So, if you saw something, and especially repeatedly, you are more inclined to take in the information that you internalized first, and look for supporting evidence, ignoring what doesn’t fit the picture. Familiarity breeds contempt (pdf).

What happened within these past four months was my growing disbelief in any information that enters my space. I’m now more concerned than ever about any piece of news, opinion, and information that I come across. Especially opinion. I started to trust only facts, but there are no “only facts,” there are facts shown from the angle. Be that the angle that I support or that I distrust, I’m aware as I’ve never been before about the bias in the media.

No forgiveness though for the Russian media that completely distort the picture, in the manner of clear propaganda, something that I felt had been long gone with the USSR. Jaw-dropping, downright bullshit.

I have changed during this time. Grew more uncertain of the future (who isn’t, nowadays?), desperate for civil society, hopeless about the government change, hopeful about people, disappointed in people, mistrusting the words, trusting the picture, and then mistrusting the words+picture, thinking twice, disillusioned with the news, baffled by the politicians… The list goes on. In short, I grew worried and tired.

Today, the new Ukrainian government, unfortunately, is lacking substance. There are people like Pavlo Sheremeta, the minister of economics, people of the new formation, using Foursquare and taking the subway to work (at least occasionally). I trust him—for now, I feel that with people like him in the Cabinet, people like me get represented in the government. It’s an unusual, fresh feeling. But the government can’t change momentarily, and people who went through these four months of Maidan are out of patience.

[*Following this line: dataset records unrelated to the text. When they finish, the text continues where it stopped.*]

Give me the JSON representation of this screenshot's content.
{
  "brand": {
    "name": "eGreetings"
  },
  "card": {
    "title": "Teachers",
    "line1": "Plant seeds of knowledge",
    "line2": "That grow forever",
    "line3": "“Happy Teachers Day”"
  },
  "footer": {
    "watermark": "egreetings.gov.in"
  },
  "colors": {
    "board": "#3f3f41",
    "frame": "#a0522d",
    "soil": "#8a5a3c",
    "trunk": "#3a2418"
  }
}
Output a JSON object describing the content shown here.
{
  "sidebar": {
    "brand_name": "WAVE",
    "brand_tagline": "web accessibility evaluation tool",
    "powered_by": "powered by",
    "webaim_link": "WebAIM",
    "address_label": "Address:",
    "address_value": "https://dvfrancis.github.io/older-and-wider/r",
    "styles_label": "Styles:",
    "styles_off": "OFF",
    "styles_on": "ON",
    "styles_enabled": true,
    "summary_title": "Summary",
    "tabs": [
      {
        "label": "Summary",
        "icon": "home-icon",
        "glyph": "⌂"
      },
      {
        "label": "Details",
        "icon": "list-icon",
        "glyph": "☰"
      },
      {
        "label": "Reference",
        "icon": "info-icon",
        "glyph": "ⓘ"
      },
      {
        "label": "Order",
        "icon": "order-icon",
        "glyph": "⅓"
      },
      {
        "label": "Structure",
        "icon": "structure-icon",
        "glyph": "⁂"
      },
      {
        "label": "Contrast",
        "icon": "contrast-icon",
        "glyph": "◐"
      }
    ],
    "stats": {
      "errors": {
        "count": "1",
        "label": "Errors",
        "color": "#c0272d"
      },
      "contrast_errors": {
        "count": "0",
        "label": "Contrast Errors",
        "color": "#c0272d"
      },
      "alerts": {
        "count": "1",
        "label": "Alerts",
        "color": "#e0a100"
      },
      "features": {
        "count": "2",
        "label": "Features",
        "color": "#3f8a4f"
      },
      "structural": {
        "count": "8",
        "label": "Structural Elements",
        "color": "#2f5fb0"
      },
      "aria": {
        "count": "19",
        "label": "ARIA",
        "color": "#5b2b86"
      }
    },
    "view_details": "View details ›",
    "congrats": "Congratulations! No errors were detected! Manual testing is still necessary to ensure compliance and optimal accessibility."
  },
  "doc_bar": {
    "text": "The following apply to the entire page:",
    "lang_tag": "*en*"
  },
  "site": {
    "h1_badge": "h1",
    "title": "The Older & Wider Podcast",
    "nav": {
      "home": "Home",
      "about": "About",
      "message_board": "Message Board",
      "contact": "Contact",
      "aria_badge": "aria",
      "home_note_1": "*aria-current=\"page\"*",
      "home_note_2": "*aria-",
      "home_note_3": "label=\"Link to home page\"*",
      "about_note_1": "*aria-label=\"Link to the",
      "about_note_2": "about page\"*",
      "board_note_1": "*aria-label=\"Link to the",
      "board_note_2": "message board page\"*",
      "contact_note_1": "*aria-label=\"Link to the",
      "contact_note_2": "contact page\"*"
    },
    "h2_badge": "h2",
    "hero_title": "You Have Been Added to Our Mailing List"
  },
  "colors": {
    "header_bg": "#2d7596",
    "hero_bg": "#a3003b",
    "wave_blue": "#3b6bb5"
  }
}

Only one candidate for President have been registered, as of March 21, with a little more than a week left. No one wants to be the new leader of the new Ukraine. The country has fought, but it’s not the situation where the country deserves its leader—the country turned out to be far better than anyone who has ever been its leader.

Unbelievably, my heart is broken—not for an unfortunate love affair, but for the country I live in.

I have no recipe for the way out of this crisis—political, economical and emotional. Other than staying strong, and continuing being human and standing for what we believe in. For our rights and freedoms, for transparency, for honesty and humanity, every day, every step of the way. Only with persistence, can Ukraine truly change and not fall into the old habits of corruption and lack of care that have eaten most of this country’s vast resources.

But we are tired and worried by reality constantly colliding with our perception of how things should be. This contrast between how life is and how it should be (in our view) is terrifying. Also, we got used to this, that’s why we often keep quiet, we stop noticing.

How can something so wrong be so real?

The victories of the revolution sometimes get shattered against the state of things, against modus operandi, against business as usual. And “as usual” in Ukraine has been way too dishonest, too indecisive and wishy-washy. True victories, they say, are really in our hearts. But we don’t trust our politicians. We are not represented in the government. Too few people “like us” choose to go to that serpentarium that our political institutions have been.

I’ve been thinking of looking for employment outside of Ukraine. I’m ashamed of it, and sad. But I want to think about my work and my personal life more than I think about politics. I cannot live politics every day. I want to feel secure. I want to know that my care about the country is reciprocated. Ukraine is a difficult place to live in. Still, something is holding me back. I love the country, and not sure whether I want to care about another place on Earth instead of the one I was born in.

It’s not that something’s broken here, it’s that feeling that this is irreparable. And this is what worries the hell out of me.

Urban Girl Notes

Random texts on daily life and girl issues.

    Tanya Mulkidzhanova

    Written by

    Product Manager at Viacom. Made in Ukraine, living in Berlin, raising a daughter.

    Urban Girl Notes

    Random texts on daily life and girl issues.